While executions historically demand a certain degree of morbid curiosity, the last meals of the condemned seem to stimulate heightened interest. Indeed, a prisoner’s final feast has almost become an event in its own right, not only for the prisoner, but for the prison staff and the public. Web sites, novels, movies, television shows, newspapers and even cookbooks report, dissect, criticize and speculate regarding last meals real and imagined. When confronted with the ultimate consumption of dying people in so many areas of our popular media, the truth becomes alarmingly clear: This is odd behavior. There must be some reason that we institutionally allow our most hated and feared prisoners to choose and enjoy their final meal before we execute them, and there must be some reason that we like to watch and reproduce the event in popular culture. . . .

More . . .


Kyle Davis photo

(Photo: Karin Higgins/UC Davis)

A Race Against Time: An Overview of Progeria and Its Clinical Symptoms
By Kyle Davis for University Writing Program 104 E, “Writing in the Sciences”

The idiom goes, “With age comes wisdom,” but this is only a partial truth. Had the intellectual who proclaimed this waited another 40 years, he might have instead stated, “With age comes wisdom and possibly success, followed by a certain decline in health, waning looks and eventually the dulling of one’s mind.” Today, and for millennia past, an individual’s biological clock has seen to it that this progression remains a verity. Although admirers of George Clooney might disagree, given enough time even the best aged wine will sour. Yet we live in a society that can launch men to the moon, visualize and split atoms, and transmit invisible waves through the air to be unscrambled thousands of miles away. Relatively speaking, it doesn’t seem so far-fetched that the aging process could be halted, or reversed, for those beyond their prime. Still, let’s not get ahead of ourselves. We must first understand the mechanisms behind aging before we tamper with them. But where to begin? How might this be accomplished? And if we could, should we meddle? Recent research into the aging process shows promise, and scientists have turned toward an uncommon disease that instigates early aging in children, hoping to learn more.
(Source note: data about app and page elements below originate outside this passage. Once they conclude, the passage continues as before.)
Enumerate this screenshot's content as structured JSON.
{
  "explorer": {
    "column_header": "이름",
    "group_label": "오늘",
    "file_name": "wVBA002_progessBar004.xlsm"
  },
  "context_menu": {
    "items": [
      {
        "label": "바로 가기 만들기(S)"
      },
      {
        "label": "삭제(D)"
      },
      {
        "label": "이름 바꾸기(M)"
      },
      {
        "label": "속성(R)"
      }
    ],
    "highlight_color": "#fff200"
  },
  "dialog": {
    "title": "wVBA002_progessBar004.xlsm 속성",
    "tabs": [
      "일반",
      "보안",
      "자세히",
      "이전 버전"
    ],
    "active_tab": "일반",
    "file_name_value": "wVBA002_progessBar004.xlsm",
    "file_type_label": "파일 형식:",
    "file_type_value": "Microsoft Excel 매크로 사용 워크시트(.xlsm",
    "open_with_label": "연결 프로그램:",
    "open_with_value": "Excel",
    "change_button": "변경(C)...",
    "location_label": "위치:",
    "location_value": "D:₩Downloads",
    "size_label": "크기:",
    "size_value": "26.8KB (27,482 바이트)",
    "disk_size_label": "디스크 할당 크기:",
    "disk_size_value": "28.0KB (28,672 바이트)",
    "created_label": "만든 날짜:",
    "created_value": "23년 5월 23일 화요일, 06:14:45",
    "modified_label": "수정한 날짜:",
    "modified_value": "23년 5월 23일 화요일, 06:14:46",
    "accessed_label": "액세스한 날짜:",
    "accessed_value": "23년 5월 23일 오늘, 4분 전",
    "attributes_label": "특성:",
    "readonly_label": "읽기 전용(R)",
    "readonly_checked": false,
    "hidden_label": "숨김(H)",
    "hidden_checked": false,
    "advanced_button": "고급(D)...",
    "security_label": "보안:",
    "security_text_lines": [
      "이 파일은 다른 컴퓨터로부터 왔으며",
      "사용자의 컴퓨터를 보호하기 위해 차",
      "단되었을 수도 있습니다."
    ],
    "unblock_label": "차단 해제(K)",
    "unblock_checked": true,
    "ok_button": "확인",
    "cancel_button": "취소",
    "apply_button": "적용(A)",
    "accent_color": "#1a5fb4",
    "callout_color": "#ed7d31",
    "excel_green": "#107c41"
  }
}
Hutchinson-Gilford Progeria Syndrome (HGPS) has been fairly well documented since the late 19th century, although little aside from its expressed symptoms was known about the disease. Giant leaps in the field of molecular and cellular genetics have allowed researchers to shine some light on the matter, as well as on the normal aging process. HGPS is extremely rare and affects merely one in 4 million to one in 8 million born, depending on the statistical source. Nevertheless, compared with more common diseases, it receives a disproportionate amount of attention due to its peculiar symptoms. Of these, the most easily recognized is described within the Greek roots of the ailment’s name: Pro ‘early’ and geras ‘old age.’ It was initially termed progeria by Dr. Hastings Gilford, although Dr. Jonathan Hutchinson first explained the ailment in 1886. Hutchinson, a famed British surgeon and expert on syphilis, originally described the aged appearance of a 6-year-old boy who looked many times his age. The report was plainly titled, “A case of congenital absence of hair with atrophic condition of the skin and its appendages.” Gilford described an identical case in a 3½-year-old with a misdiagnosed case of ectodermal dysplasia (which affects child tissue development) and subsequently published his own detailed study, complemented by pictures, in 1904. As the disorder’s full name indicates, the two doctors share credit in the discovery and early analysis of Hutchinson-Gilford Progeria Syndrome — more commonly abbreviated as progeria.

More . . .